**Work instructions:** Exact output of all the records is required.

......

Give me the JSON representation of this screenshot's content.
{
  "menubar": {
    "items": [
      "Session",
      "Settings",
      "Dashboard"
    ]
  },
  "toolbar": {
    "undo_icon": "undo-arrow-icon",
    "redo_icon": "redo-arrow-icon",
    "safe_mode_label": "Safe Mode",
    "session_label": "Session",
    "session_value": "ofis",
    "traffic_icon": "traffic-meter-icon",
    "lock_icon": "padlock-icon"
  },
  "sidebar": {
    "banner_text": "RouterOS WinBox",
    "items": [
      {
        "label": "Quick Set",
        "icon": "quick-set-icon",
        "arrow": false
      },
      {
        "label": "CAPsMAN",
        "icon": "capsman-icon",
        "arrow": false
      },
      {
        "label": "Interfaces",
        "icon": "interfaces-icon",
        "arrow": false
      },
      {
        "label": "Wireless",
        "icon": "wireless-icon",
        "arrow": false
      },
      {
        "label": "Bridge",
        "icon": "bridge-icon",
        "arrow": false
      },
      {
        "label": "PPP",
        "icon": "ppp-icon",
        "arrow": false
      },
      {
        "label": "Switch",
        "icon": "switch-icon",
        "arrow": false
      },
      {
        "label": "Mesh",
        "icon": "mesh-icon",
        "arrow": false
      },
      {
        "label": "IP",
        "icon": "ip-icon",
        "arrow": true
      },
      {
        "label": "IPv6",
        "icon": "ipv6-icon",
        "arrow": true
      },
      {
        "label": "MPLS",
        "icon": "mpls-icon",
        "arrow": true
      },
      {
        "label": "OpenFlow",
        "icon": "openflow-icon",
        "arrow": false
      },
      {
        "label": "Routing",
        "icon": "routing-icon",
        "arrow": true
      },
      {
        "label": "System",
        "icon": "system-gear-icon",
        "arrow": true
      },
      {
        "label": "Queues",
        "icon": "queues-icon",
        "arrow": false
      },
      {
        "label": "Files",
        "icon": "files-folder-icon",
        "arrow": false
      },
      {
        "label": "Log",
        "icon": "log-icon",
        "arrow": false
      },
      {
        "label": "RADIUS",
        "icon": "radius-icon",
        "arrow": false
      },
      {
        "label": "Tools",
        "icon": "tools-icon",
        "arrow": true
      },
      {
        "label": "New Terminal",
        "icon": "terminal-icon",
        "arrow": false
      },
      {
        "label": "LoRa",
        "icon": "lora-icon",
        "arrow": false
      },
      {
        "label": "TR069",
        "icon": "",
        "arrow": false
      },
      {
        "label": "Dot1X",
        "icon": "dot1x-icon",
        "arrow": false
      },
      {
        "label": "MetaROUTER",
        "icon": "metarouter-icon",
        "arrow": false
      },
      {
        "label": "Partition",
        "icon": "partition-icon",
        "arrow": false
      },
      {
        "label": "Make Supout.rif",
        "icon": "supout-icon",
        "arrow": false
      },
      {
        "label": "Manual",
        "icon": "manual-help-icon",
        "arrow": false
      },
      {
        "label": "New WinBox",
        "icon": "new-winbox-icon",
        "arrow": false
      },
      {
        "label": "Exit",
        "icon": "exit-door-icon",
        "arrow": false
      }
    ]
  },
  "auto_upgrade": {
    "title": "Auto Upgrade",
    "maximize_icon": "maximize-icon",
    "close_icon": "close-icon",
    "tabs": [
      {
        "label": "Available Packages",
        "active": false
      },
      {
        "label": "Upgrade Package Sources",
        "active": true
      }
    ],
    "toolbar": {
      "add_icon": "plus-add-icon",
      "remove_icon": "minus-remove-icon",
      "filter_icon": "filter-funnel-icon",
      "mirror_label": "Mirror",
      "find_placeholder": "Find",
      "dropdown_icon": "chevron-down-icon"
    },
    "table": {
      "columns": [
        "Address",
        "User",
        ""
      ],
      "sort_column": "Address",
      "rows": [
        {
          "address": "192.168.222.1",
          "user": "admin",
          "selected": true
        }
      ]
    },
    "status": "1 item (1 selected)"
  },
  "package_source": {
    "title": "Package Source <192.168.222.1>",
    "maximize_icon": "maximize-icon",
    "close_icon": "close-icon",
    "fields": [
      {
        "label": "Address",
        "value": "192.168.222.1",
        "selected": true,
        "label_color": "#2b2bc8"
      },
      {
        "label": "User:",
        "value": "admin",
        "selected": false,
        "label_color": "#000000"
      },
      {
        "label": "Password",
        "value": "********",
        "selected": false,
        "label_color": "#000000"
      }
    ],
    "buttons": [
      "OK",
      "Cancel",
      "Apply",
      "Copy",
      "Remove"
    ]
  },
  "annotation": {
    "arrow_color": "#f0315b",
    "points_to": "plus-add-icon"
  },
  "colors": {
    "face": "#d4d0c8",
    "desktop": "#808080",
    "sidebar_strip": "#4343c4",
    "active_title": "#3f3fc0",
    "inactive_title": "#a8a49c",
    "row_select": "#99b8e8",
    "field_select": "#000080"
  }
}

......

**Written answer:**
Give me the JSON representation of this screenshot's content.
{
  "menubar": {
    "items": [
      "Session",
      "Settings",
      "Dashboard"
    ]
  },
  "toolbar": {
    "undo_icon": "undo-arrow-icon",
    "redo_icon": "redo-arrow-icon",
    "safe_mode_label": "Safe Mode",
    "session_label": "Session",
    "session_value": "ofis",
    "traffic_icon": "traffic-meter-icon",
    "lock_icon": "padlock-icon"
  },
  "sidebar": {
    "banner_text": "RouterOS WinBox",
    "items": [
      {
        "label": "Quick Set",
        "icon": "quick-set-icon",
        "arrow": false
      },
      {
        "label": "CAPsMAN",
        "icon": "capsman-icon",
        "arrow": false
      },
      {
        "label": "Interfaces",
        "icon": "interfaces-icon",
        "arrow": false
      },
      {
        "label": "Wireless",
        "icon": "wireless-icon",
        "arrow": false
      },
      {
        "label": "Bridge",
        "icon": "bridge-icon",
        "arrow": false
      },
      {
        "label": "PPP",
        "icon": "ppp-icon",
        "arrow": false
      },
      {
        "label": "Switch",
        "icon": "switch-icon",
        "arrow": false
      },
      {
        "label": "Mesh",
        "icon": "mesh-icon",
        "arrow": false
      },
      {
        "label": "IP",
        "icon": "ip-icon",
        "arrow": true
      },
      {
        "label": "IPv6",
        "icon": "ipv6-icon",
        "arrow": true
      },
      {
        "label": "MPLS",
        "icon": "mpls-icon",
        "arrow": true
      },
      {
        "label": "OpenFlow",
        "icon": "openflow-icon",
        "arrow": false
      },
      {
        "label": "Routing",
        "icon": "routing-icon",
        "arrow": true
      },
      {
        "label": "System",
        "icon": "system-gear-icon",
        "arrow": true
      },
      {
        "label": "Queues",
        "icon": "queues-icon",
        "arrow": false
      },
      {
        "label": "Files",
        "icon": "files-folder-icon",
        "arrow": false
      },
      {
        "label": "Log",
        "icon": "log-icon",
        "arrow": false
      },
      {
        "label": "RADIUS",
        "icon": "radius-icon",
        "arrow": false
      },
      {
        "label": "Tools",
        "icon": "tools-icon",
        "arrow": true
      },
      {
        "label": "New Terminal",
        "icon": "terminal-icon",
        "arrow": false
      },
      {
        "label": "LoRa",
        "icon": "lora-icon",
        "arrow": false
      },
      {
        "label": "TR069",
        "icon": "",
        "arrow": false
      },
      {
        "label": "Dot1X",
        "icon": "dot1x-icon",
        "arrow": false
      },
      {
        "label": "MetaROUTER",
        "icon": "metarouter-icon",
        "arrow": false
      },
      {
        "label": "Partition",
        "icon": "partition-icon",
        "arrow": false
      },
      {
        "label": "Make Supout.rif",
        "icon": "supout-icon",
        "arrow": false
      },
      {
        "label": "Manual",
        "icon": "manual-help-icon",
        "arrow": false
      },
      {
        "label": "New WinBox",
        "icon": "new-winbox-icon",
        "arrow": false
      },
      {
        "label": "Exit",
        "icon": "exit-door-icon",
        "arrow": false
      }
    ]
  },
  "auto_upgrade": {
    "title": "Auto Upgrade",
    "maximize_icon": "maximize-icon",
    "close_icon": "close-icon",
    "tabs": [
      {
        "label": "Available Packages",
        "active": false
      },
      {
        "label": "Upgrade Package Sources",
        "active": true
      }
    ],
    "toolbar": {
      "add_icon": "plus-add-icon",
      "remove_icon": "minus-remove-icon",
      "filter_icon": "filter-funnel-icon",
      "mirror_label": "Mirror",
      "find_placeholder": "Find",
      "dropdown_icon": "chevron-down-icon"
    },
    "table": {
      "columns": [
        "Address",
        "User",
        ""
      ],
      "sort_column": "Address",
      "rows": [
        {
          "address": "192.168.222.1",
          "user": "admin",
          "selected": true
        }
      ]
    },
    "status": "1 item (1 selected)"
  },
  "package_source": {
    "title": "Package Source <192.168.222.1>",
    "maximize_icon": "maximize-icon",
    "close_icon": "close-icon",
    "fields": [
      {
        "label": "Address",
        "value": "192.168.222.1",
        "selected": true,
        "label_color": "#2b2bc8"
      },
      {
        "label": "User:",
        "value": "admin",
        "selected": false,
        "label_color": "#000000"
      },
      {
        "label": "Password",
        "value": "********",
        "selected": false,
        "label_color": "#000000"
      }
    ],
    "buttons": [
      "OK",
      "Cancel",
      "Apply",
      "Copy",
      "Remove"
    ]
  },
  "annotation": {
    "arrow_color": "#f0315b",
    "points_to": "plus-add-icon"
  },
  "colors": {
    "face": "#d4d0c8",
    "desktop": "#808080",
    "sidebar_strip": "#4343c4",
    "active_title": "#3f3fc0",
    "inactive_title": "#a8a49c",
    "row_select": "#99b8e8",
    "field_select": "#000080"
  }
}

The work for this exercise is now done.